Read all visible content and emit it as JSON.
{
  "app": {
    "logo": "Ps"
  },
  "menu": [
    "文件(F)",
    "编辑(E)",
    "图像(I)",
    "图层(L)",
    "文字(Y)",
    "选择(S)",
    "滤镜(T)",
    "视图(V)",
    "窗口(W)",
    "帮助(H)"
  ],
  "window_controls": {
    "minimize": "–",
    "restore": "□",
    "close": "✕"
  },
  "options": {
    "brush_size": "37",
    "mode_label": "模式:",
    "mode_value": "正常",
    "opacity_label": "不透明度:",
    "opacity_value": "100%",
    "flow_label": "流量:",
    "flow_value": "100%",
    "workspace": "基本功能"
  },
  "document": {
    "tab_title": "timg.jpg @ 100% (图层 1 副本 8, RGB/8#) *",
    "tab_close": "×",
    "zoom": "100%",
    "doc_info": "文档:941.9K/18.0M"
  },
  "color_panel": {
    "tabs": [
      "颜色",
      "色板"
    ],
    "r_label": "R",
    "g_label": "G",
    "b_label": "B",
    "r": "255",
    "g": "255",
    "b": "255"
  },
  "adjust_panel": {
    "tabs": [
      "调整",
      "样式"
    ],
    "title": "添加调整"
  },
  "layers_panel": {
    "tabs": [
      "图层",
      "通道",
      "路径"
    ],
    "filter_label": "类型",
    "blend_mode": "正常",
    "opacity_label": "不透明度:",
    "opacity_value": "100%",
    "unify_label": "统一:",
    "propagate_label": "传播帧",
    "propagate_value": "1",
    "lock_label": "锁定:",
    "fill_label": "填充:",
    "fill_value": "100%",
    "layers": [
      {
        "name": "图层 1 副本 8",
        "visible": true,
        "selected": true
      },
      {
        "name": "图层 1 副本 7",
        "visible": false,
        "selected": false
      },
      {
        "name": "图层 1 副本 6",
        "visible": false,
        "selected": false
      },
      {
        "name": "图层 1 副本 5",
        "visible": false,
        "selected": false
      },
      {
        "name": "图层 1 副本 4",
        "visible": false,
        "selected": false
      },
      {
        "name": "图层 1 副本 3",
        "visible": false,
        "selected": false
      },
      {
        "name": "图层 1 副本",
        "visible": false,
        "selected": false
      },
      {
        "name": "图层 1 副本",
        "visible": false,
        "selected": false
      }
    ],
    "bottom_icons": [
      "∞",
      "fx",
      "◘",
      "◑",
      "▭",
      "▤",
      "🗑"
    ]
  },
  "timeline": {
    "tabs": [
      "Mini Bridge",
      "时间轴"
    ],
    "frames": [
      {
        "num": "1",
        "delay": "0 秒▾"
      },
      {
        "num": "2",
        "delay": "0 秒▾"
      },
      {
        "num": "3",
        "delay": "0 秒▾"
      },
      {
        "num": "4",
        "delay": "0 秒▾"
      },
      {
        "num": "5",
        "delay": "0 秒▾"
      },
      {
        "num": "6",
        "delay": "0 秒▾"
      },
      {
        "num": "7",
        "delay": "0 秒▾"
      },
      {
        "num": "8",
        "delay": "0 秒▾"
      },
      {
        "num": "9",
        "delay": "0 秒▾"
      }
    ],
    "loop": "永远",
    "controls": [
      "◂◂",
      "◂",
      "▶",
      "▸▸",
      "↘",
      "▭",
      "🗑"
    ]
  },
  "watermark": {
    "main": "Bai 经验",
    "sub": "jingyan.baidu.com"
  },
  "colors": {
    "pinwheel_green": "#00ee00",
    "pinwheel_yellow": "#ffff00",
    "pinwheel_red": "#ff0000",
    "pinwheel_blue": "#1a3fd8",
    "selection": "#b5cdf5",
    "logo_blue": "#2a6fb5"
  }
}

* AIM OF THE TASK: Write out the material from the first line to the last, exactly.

* OUTPUT OF THE EXERCISE:
Read all visible content and emit it as JSON.
{
  "app": {
    "logo": "Ps"
  },
  "menu": [
    "文件(F)",
    "编辑(E)",
    "图像(I)",
    "图层(L)",
    "文字(Y)",
    "选择(S)",
    "滤镜(T)",
    "视图(V)",
    "窗口(W)",
    "帮助(H)"
  ],
  "window_controls": {
    "minimize": "–",
    "restore": "□",
    "close": "✕"
  },
  "options": {
    "brush_size": "37",
    "mode_label": "模式:",
    "mode_value": "正常",
    "opacity_label": "不透明度:",
    "opacity_value": "100%",
    "flow_label": "流量:",
    "flow_value": "100%",
    "workspace": "基本功能"
  },
  "document": {
    "tab_title": "timg.jpg @ 100% (图层 1 副本 8, RGB/8#) *",
    "tab_close": "×",
    "zoom": "100%",
    "doc_info": "文档:941.9K/18.0M"
  },
  "color_panel": {
    "tabs": [
      "颜色",
      "色板"
    ],
    "r_label": "R",
    "g_label": "G",
    "b_label": "B",
    "r": "255",
    "g": "255",
    "b": "255"
  },
  "adjust_panel": {
    "tabs": [
      "调整",
      "样式"
    ],
    "title": "添加调整"
  },
  "layers_panel": {
    "tabs": [
      "图层",
      "通道",
      "路径"
    ],
    "filter_label": "类型",
    "blend_mode": "正常",
    "opacity_label": "不透明度:",
    "opacity_value": "100%",
    "unify_label": "统一:",
    "propagate_label": "传播帧",
    "propagate_value": "1",
    "lock_label": "锁定:",
    "fill_label": "填充:",
    "fill_value": "100%",
    "layers": [
      {
        "name": "图层 1 副本 8",
        "visible": true,
        "selected": true
      },
      {
        "name": "图层 1 副本 7",
        "visible": false,
        "selected": false
      },
      {
        "name": "图层 1 副本 6",
        "visible": false,
        "selected": false
      },
      {
        "name": "图层 1 副本 5",
        "visible": false,
        "selected": false
      },
      {
        "name": "图层 1 副本 4",
        "visible": false,
        "selected": false
      },
      {
        "name": "图层 1 副本 3",
        "visible": false,
        "selected": false
      },
      {
        "name": "图层 1 副本",
        "visible": false,
        "selected": false
      },
      {
        "name": "图层 1 副本",
        "visible": false,
        "selected": false
      }
    ],
    "bottom_icons": [
      "∞",
      "fx",
      "◘",
      "◑",
      "▭",
      "▤",
      "🗑"
    ]
  },
  "timeline": {
    "tabs": [
      "Mini Bridge",
      "时间轴"
    ],
    "frames": [
      {
        "num": "1",
        "delay": "0 秒▾"
      },
      {
        "num": "2",
        "delay": "0 秒▾"
      },
      {
        "num": "3",
        "delay": "0 秒▾"
      },
      {
        "num": "4",
        "delay": "0 秒▾"
      },
      {
        "num": "5",
        "delay": "0 秒▾"
      },
      {
        "num": "6",
        "delay": "0 秒▾"
      },
      {
        "num": "7",
        "delay": "0 秒▾"
      },
      {
        "num": "8",
        "delay": "0 秒▾"
      },
      {
        "num": "9",
        "delay": "0 秒▾"
      }
    ],
    "loop": "永远",
    "controls": [
      "◂◂",
      "◂",
      "▶",
      "▸▸",
      "↘",
      "▭",
      "🗑"
    ]
  },
  "watermark": {
    "main": "Bai 经验",
    "sub": "jingyan.baidu.com"
  },
  "colors": {
    "pinwheel_green": "#00ee00",
    "pinwheel_yellow": "#ffff00",
    "pinwheel_red": "#ff0000",
    "pinwheel_blue": "#1a3fd8",
    "selection": "#b5cdf5",
    "logo_blue": "#2a6fb5"
  }
}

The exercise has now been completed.